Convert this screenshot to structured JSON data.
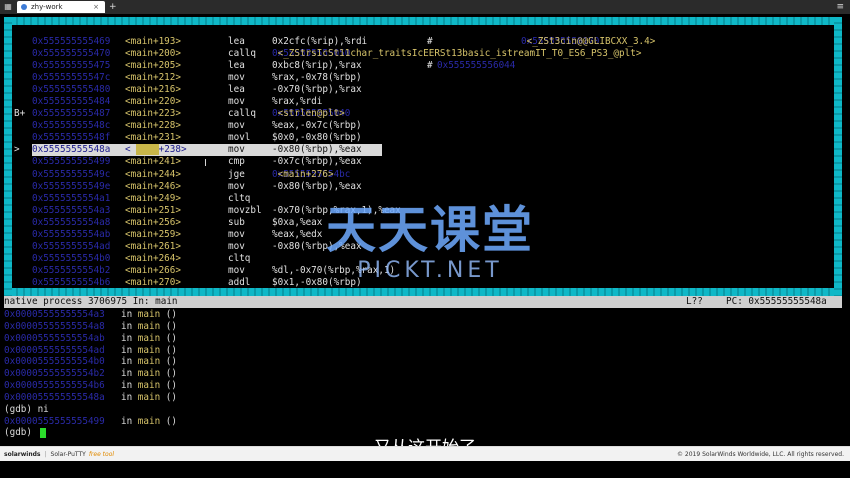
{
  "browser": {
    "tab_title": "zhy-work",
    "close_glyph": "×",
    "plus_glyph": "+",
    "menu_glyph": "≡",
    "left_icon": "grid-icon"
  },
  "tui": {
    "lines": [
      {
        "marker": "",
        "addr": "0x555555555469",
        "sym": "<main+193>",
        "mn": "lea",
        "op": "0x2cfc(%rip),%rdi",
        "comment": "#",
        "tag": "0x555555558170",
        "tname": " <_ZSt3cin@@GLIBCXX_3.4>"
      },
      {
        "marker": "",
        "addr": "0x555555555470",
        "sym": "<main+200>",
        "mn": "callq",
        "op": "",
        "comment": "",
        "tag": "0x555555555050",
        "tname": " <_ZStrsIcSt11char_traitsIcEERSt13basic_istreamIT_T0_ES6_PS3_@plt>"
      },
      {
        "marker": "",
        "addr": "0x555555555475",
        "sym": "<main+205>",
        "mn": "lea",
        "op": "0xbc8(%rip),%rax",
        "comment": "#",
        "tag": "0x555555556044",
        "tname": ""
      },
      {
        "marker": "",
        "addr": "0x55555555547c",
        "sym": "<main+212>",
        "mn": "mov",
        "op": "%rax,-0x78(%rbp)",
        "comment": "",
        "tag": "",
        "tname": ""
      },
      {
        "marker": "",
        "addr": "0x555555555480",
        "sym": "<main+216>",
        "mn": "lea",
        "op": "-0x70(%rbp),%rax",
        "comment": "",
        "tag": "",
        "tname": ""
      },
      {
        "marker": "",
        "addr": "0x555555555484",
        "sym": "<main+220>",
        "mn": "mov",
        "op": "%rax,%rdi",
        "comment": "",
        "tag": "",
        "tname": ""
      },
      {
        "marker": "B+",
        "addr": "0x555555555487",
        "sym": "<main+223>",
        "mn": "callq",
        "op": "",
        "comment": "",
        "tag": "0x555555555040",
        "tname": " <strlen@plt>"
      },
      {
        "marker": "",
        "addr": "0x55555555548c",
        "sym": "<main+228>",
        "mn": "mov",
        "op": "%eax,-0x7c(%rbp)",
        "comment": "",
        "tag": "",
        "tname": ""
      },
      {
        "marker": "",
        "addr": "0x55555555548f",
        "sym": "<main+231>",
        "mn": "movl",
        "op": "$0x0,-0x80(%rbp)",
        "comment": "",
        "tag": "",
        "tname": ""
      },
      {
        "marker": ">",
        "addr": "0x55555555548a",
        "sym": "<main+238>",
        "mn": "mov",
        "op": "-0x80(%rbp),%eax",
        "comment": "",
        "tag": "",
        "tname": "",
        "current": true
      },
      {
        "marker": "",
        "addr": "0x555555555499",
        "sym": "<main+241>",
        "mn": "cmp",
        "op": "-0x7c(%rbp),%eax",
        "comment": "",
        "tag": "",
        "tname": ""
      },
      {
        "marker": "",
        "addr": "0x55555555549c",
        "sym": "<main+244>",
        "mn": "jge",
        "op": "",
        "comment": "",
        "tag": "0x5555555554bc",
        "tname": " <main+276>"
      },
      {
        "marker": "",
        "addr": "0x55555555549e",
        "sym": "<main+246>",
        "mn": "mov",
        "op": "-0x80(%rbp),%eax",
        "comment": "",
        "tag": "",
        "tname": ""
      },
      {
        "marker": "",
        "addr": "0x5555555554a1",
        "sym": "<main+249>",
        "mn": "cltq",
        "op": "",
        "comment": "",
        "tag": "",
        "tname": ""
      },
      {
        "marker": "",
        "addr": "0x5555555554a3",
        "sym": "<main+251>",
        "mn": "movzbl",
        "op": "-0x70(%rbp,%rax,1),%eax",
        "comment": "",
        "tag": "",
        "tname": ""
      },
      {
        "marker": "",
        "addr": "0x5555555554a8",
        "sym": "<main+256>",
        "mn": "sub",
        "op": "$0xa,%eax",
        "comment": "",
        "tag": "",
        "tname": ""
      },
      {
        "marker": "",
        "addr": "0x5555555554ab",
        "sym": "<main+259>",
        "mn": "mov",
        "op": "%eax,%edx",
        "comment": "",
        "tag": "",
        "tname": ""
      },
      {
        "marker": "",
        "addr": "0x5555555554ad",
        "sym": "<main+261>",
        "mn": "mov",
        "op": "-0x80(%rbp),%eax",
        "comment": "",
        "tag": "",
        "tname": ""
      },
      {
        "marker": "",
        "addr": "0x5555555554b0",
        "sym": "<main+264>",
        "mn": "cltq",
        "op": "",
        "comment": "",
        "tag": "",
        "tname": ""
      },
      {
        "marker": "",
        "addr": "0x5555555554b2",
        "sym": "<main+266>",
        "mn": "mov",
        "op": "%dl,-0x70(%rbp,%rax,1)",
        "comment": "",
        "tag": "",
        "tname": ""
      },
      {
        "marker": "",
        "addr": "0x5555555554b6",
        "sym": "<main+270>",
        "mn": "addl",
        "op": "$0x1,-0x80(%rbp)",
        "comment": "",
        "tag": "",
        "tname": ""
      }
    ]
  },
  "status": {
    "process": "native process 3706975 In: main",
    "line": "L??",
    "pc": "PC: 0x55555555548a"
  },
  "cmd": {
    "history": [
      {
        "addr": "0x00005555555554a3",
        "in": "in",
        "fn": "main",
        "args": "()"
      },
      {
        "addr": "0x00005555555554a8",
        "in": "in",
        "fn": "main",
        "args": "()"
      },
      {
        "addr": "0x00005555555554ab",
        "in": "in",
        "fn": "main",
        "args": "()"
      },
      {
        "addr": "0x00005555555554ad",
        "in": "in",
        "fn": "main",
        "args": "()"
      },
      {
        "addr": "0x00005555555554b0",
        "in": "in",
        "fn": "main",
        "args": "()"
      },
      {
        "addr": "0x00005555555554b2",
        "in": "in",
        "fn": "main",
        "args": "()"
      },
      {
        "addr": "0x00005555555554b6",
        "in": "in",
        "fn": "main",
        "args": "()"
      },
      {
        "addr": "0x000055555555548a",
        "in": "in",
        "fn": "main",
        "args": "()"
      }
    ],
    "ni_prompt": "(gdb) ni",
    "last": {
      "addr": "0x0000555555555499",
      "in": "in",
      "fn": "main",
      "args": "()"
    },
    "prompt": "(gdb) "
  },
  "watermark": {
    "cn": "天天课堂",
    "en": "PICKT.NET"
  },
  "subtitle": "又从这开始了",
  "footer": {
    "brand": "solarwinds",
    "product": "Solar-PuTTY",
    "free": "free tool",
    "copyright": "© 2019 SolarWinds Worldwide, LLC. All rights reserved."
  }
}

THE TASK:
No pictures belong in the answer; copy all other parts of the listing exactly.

FINAL ANSWER:
Convert this screenshot to structured JSON data.
{
  "browser": {
    "tab_title": "zhy-work",
    "close_glyph": "×",
    "plus_glyph": "+",
    "menu_glyph": "≡",
    "left_icon": "grid-icon"
  },
  "tui": {
    "lines": [
      {
        "marker": "",
        "addr": "0x555555555469",
        "sym": "<main+193>",
        "mn": "lea",
        "op": "0x2cfc(%rip),%rdi",
        "comment": "#",
        "tag": "0x555555558170",
        "tname": " <_ZSt3cin@@GLIBCXX_3.4>"
      },
      {
        "marker": "",
        "addr": "0x555555555470",
        "sym": "<main+200>",
        "mn": "callq",
        "op": "",
        "comment": "",
        "tag": "0x555555555050",
        "tname": " <_ZStrsIcSt11char_traitsIcEERSt13basic_istreamIT_T0_ES6_PS3_@plt>"
      },
      {
        "marker": "",
        "addr": "0x555555555475",
        "sym": "<main+205>",
        "mn": "lea",
        "op": "0xbc8(%rip),%rax",
        "comment": "#",
        "tag": "0x555555556044",
        "tname": ""
      },
      {
        "marker": "",
        "addr": "0x55555555547c",
        "sym": "<main+212>",
        "mn": "mov",
        "op": "%rax,-0x78(%rbp)",
        "comment": "",
        "tag": "",
        "tname": ""
      },
      {
        "marker": "",
        "addr": "0x555555555480",
        "sym": "<main+216>",
        "mn": "lea",
        "op": "-0x70(%rbp),%rax",
        "comment": "",
        "tag": "",
        "tname": ""
      },
      {
        "marker": "",
        "addr": "0x555555555484",
        "sym": "<main+220>",
        "mn": "mov",
        "op": "%rax,%rdi",
        "comment": "",
        "tag": "",
        "tname": ""
      },
      {
        "marker": "B+",
        "addr": "0x555555555487",
        "sym": "<main+223>",
        "mn": "callq",
        "op": "",
        "comment": "",
        "tag": "0x555555555040",
        "tname": " <strlen@plt>"
      },
      {
        "marker": "",
        "addr": "0x55555555548c",
        "sym": "<main+228>",
        "mn": "mov",
        "op": "%eax,-0x7c(%rbp)",
        "comment": "",
        "tag": "",
        "tname": ""
      },
      {
        "marker": "",
        "addr": "0x55555555548f",
        "sym": "<main+231>",
        "mn": "movl",
        "op": "$0x0,-0x80(%rbp)",
        "comment": "",
        "tag": "",
        "tname": ""
      },
      {
        "marker": ">",
        "addr": "0x55555555548a",
        "sym": "<main+238>",
        "mn": "mov",
        "op": "-0x80(%rbp),%eax",
        "comment": "",
        "tag": "",
        "tname": "",
        "current": true
      },
      {
        "marker": "",
        "addr": "0x555555555499",
        "sym": "<main+241>",
        "mn": "cmp",
        "op": "-0x7c(%rbp),%eax",
        "comment": "",
        "tag": "",
        "tname": ""
      },
      {
        "marker": "",
        "addr": "0x55555555549c",
        "sym": "<main+244>",
        "mn": "jge",
        "op": "",
        "comment": "",
        "tag": "0x5555555554bc",
        "tname": " <main+276>"
      },
      {
        "marker": "",
        "addr": "0x55555555549e",
        "sym": "<main+246>",
        "mn": "mov",
        "op": "-0x80(%rbp),%eax",
        "comment": "",
        "tag": "",
        "tname": ""
      },
      {
        "marker": "",
        "addr": "0x5555555554a1",
        "sym": "<main+249>",
        "mn": "cltq",
        "op": "",
        "comment": "",
        "tag": "",
        "tname": ""
      },
      {
        "marker": "",
        "addr": "0x5555555554a3",
        "sym": "<main+251>",
        "mn": "movzbl",
        "op": "-0x70(%rbp,%rax,1),%eax",
        "comment": "",
        "tag": "",
        "tname": ""
      },
      {
        "marker": "",
        "addr": "0x5555555554a8",
        "sym": "<main+256>",
        "mn": "sub",
        "op": "$0xa,%eax",
        "comment": "",
        "tag": "",
        "tname": ""
      },
      {
        "marker": "",
        "addr": "0x5555555554ab",
        "sym": "<main+259>",
        "mn": "mov",
        "op": "%eax,%edx",
        "comment": "",
        "tag": "",
        "tname": ""
      },
      {
        "marker": "",
        "addr": "0x5555555554ad",
        "sym": "<main+261>",
        "mn": "mov",
        "op": "-0x80(%rbp),%eax",
        "comment": "",
        "tag": "",
        "tname": ""
      },
      {
        "marker": "",
        "addr": "0x5555555554b0",
        "sym": "<main+264>",
        "mn": "cltq",
        "op": "",
        "comment": "",
        "tag": "",
        "tname": ""
      },
      {
        "marker": "",
        "addr": "0x5555555554b2",
        "sym": "<main+266>",
        "mn": "mov",
        "op": "%dl,-0x70(%rbp,%rax,1)",
        "comment": "",
        "tag": "",
        "tname": ""
      },
      {
        "marker": "",
        "addr": "0x5555555554b6",
        "sym": "<main+270>",
        "mn": "addl",
        "op": "$0x1,-0x80(%rbp)",
        "comment": "",
        "tag": "",
        "tname": ""
      }
    ]
  },
  "status": {
    "process": "native process 3706975 In: main",
    "line": "L??",
    "pc": "PC: 0x55555555548a"
  },
  "cmd": {
    "history": [
      {
        "addr": "0x00005555555554a3",
        "in": "in",
        "fn": "main",
        "args": "()"
      },
      {
        "addr": "0x00005555555554a8",
        "in": "in",
        "fn": "main",
        "args": "()"
      },
      {
        "addr": "0x00005555555554ab",
        "in": "in",
        "fn": "main",
        "args": "()"
      },
      {
        "addr": "0x00005555555554ad",
        "in": "in",
        "fn": "main",
        "args": "()"
      },
      {
        "addr": "0x00005555555554b0",
        "in": "in",
        "fn": "main",
        "args": "()"
      },
      {
        "addr": "0x00005555555554b2",
        "in": "in",
        "fn": "main",
        "args": "()"
      },
      {
        "addr": "0x00005555555554b6",
        "in": "in",
        "fn": "main",
        "args": "()"
      },
      {
        "addr": "0x000055555555548a",
        "in": "in",
        "fn": "main",
        "args": "()"
      }
    ],
    "ni_prompt": "(gdb) ni",
    "last": {
      "addr": "0x0000555555555499",
      "in": "in",
      "fn": "main",
      "args": "()"
    },
    "prompt": "(gdb) "
  },
  "watermark": {
    "cn": "天天课堂",
    "en": "PICKT.NET"
  },
  "subtitle": "又从这开始了",
  "footer": {
    "brand": "solarwinds",
    "product": "Solar-PuTTY",
    "free": "free tool",
    "copyright": "© 2019 SolarWinds Worldwide, LLC. All rights reserved."
  }
}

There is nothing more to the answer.